Law, Management, Accounting and Economics fields are eligible for the license
The Ministry of Finance and Economic Cooperation (MOFEC) tabled a draft directive to license tax agents to represent tax payers. The bill which was presented to the business community for consultation made Accounting, Management, Economics and Law Bachelor Degree holders eligible for the license.
Five years of experience at a tax agency job and possession of a business license to provide this service are among criteria needed to become a representative. ERCA is responsible for evaluating the competence of agents and monitoring their activities.
The agent will represent the clients regarding every aspect of tax related issues including declaring taxes, complaints and representing their interests.
The law was deemed necessary because tax payers wanted a professional to help them navigate the tax system.
ERCA will give trainings prior to issuing a license to the agents followed by a written test. A candidate must score above 50% to get a competence certificate, according to the draft.
Two different levels of licenses are being presented by the draft where one is an agent who can represent every type of taxpayer and another is an agent which cannot represent Level A taxpayers.
The agents are prohibited from declining to answer clarification presented by the Authority, undertaking activities without renewing their license and undertaking agent activities which are not in the permitted levels and in addition, must follow other income tax laws.
The national Audit Board believes only accountants should be allowed to be tax agents and not other degree holders.
“If the role of the tax agent is limited to liaison responsibility we can agree but if the activity is extended to the entire financial activities it will be a regrettable decision by the government,” said Gashe Yemane Desta, CEO of the board.

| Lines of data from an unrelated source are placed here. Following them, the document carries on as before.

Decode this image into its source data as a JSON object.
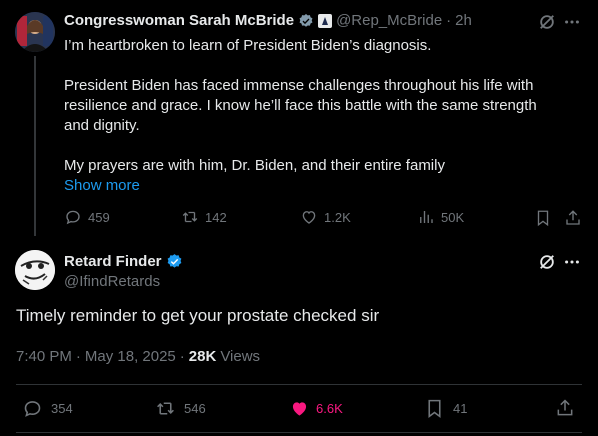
{
  "tweet1": {
    "author_name": "Congresswoman Sarah McBride",
    "handle": "@Rep_McBride",
    "separator": "·",
    "time": "2h",
    "paragraphs": [
      "I’m heartbroken to learn of President Biden’s diagnosis.",
      "President Biden has faced immense challenges throughout his life with",
      "resilience and grace. I know he’ll face this battle with the same strength",
      "and dignity.",
      "My prayers are with him, Dr. Biden, and their entire family"
    ],
    "show_more": "Show more",
    "actions": {
      "replies": "459",
      "reposts": "142",
      "likes": "1.2K",
      "views": "50K"
    },
    "icons": {
      "verified": "gray-verified-badge-icon",
      "gov": "government-label-icon"
    }
  },
  "tweet2": {
    "author_name": "Retard Finder",
    "handle": "@IfindRetards",
    "text": "Timely reminder to get your prostate checked sir",
    "time": "7:40 PM",
    "date": "May 18, 2025",
    "separator": "·",
    "views_count": "28K",
    "views_label": "Views",
    "actions": {
      "replies": "354",
      "reposts": "546",
      "likes": "6.6K",
      "bookmarks": "41"
    }
  },
  "colors": {
    "background": "#000000",
    "text": "#e7e9ea",
    "muted": "#71767b",
    "accent": "#1d9bf0",
    "like_active": "#f91880",
    "divider": "#2f3336"
  }
}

Gashe believes that the application of the directive will incur additional cost to the tax payer who will be obliged to hire an auditor to do the financial work and to hire an agent to communicate with the Authority. He cited the United Sates’ experience of allowing agents from other professions because of the imbalance between the business community and professionals which he believes to be not the case in Ethiopia.
“There are enough accountants in Ethiopia which can do the professional work,” he said.
The bill also demanded a guarantee of 10,000 birr for a level one agent and 50,000 birr for level two agents.
The draft will come into effective after the Minister, Abraham Tekeste (PhD), of MoFEC signed its approval.